This just means... (0)

Anonymous Coward | more than 9 years ago | (#10909156)

...that we need to be careful when using hands free and not set the damn things in our laps. :)

Hmm, damaged when slammed on floor maybe? (1)

PalmKiller (174161) | more than 9 years ago | (#10909194)



Michael Sathre, who is expected to fully recover from his wounds, was picking his fully charged Verizon LG cell phone off the floor when it exploded by his side.

Hazards? (1)

hhlost (757118) | more than 9 years ago | (#10909198)

Shouldn't cellphone companies be making people aware of the hazards of usage?
I think they outta start by disclosing the effects of high levels of radiation emitted directly into the brain.
Load More Comments
Slashdot Login

Need an Account?

Forgot your password?
or Connect with...

Don't worry, we never post anything without your permission.

Submission Text Formatting Tips

We support a small subset of HTML, namely these tags:

  • b
  • i
  • p
  • br
  • a
  • ol
  • ul
  • li
  • dl
  • dt
  • dd
  • em
  • strong
  • tt
  • blockquote
  • div
  • quote
  • ecode
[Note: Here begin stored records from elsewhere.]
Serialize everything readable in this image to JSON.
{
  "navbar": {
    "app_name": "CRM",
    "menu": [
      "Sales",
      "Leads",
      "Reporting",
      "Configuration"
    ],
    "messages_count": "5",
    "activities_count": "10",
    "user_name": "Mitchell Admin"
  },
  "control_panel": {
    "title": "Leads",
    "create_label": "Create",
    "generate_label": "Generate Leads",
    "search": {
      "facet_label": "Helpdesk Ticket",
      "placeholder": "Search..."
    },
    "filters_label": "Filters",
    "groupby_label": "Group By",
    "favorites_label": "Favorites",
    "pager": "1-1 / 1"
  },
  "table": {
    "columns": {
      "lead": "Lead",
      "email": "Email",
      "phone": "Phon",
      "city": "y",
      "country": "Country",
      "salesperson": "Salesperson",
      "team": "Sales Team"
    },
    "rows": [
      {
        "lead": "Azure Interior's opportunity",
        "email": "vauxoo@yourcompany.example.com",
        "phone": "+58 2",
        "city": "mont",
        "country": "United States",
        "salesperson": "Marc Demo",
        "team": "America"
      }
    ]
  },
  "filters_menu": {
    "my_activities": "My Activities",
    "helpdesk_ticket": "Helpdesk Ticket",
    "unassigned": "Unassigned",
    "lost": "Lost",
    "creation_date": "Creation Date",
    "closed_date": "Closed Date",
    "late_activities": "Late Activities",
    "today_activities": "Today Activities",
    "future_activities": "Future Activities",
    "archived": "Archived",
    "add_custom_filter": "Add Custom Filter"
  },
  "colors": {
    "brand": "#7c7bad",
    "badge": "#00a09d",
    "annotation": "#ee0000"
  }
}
"ecode" can be used for code snippets, for example:

<ecode>    while(1) { do_something(); } </ecode>